Si prefieres ver la web siempre en español, haz click aquí.
In search of the ecological vinyl record
Nobody has been thinking about this scenario since the 1990s, but here we are in 2022 with the turnover of sales of vinyl records exceeding those of CDs. The increase in demand poses a challenge for the environment that some have decided to try and meet, to continue promoting a format that refuses to disappear.
In 2022 we reached a turning point in the history of the music industry over the past 35 years: vinyl sales exceeded those of CDs. According to data from Promusicae, in a physical market that continues to decline (it accounted for only 12.26% of the total), vinyl increased by 15%, already more than 52% of the physical market with regard to turnover. This data is important because, in units, more CDs are still being bought than vinyl (2.6 million units compared to 1.7 million vinyl records shipped in 2022), but people are willing to pay more for this format.
Whether this is due to nostalgia, the attractiveness of the format, just to make a stance or because they dig the sound, the fact is that it is increasingly common to find this format in the albums of both emerging and consolidated artists, and even stars of the stature of Rosalía and Taylor Swift have chosen to release their albums on vinyl.
Unfortunately, the increased demand in the manufacture of vinyl is associated with significant environmental costs, mainly due to the old manufacturing techniques that in many cases have not changed in the last fifty years, and the management of the material with which they are manufactured, polyvinyl chloride (PVC or vinyl), which is toxic and complicated to recycle.
To counteract these effects as much as possible, and to continue enjoying our vinyl records, a company called Deepgrooves, located in the Netherlands, has undertaken a series of innovations in its manufacturing process that make it (in their own words) the most ecological vinyl pressing plant on the planet. These include the removal of heavy metals in the manufacturing process, replacing them with calcium and zinc. What is more, the machinery is operated using green energy, green gas and solar energy. The labels and boxes are FSC certified, they use organic ink, adhesive tape made of biodegradable paper, in other words, a multitude of measures that are make the factory almost 100% circular with regard to waste, recycling and energy.
Very near there you will find Green Vinyl Records. This is a collaborative project between eight Dutch companies whose objective is to reduce the amount of energy used and waste produced in the manufacturing process for vinyl records. In this case, it is a direct commitment to replacing the PVC with a new compound called EP808 that they assure us "can achieve a sound that is just as good or even better because it has a wider frequency spectrum, does not lose its shape and also has a longer useful life". It is also 100% recyclable and requires using 60% less energy to mould. Nor is paper used to make the labels since they are printed directly onto the LP. The following companies are involved in this project: Symcon B.V., Polymer Research Group B.V., Geelen installations, Koot Automation & Service, MPB Mechanical Parts, Record Industry, Fontys Foundation, University Applied Natural Sciences and Mikrocentrum.
Evolution Music Ltd, in the United Kingdom, is also committed to a changing in manufacturing materials, replacing vinyl with bioplastics produced from vegetable products, such as soya bean oil, corn or potato starch that would maintain the quality of the sound but do not require changes in the pressing plants.
Another British start-up, ElasticStage, envisages making a significant change with regard to traditional processes by employing a progressive method to produce vinyl records and graphic material.

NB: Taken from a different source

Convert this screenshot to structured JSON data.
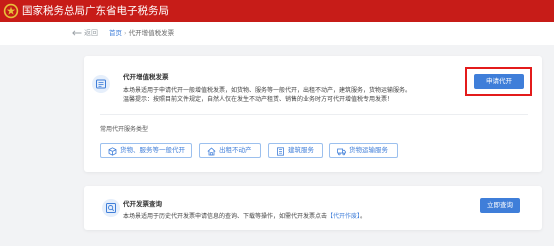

ElasticStage does not press vinyl, but every record manufactured is a first generation recording. With their system, they assure us, current long delivery times which can be up to twelve months will be eliminated, and artists could sell their LPs from the very first moment. The process would also eliminate the use of harmful chemicals and consume less energy.
For a number of years we have had a format called High Definition Vinyl. It is cut by laser which avoids the use of toxic chemicals and improves the already long useful life of vinyl records.
So it seems that vinyl is back to stay, (at least for a few more years), and that it will surely continue to be called that regardless of the material with which it is manufactured in the future. We will talk about the return of the cassettes another day.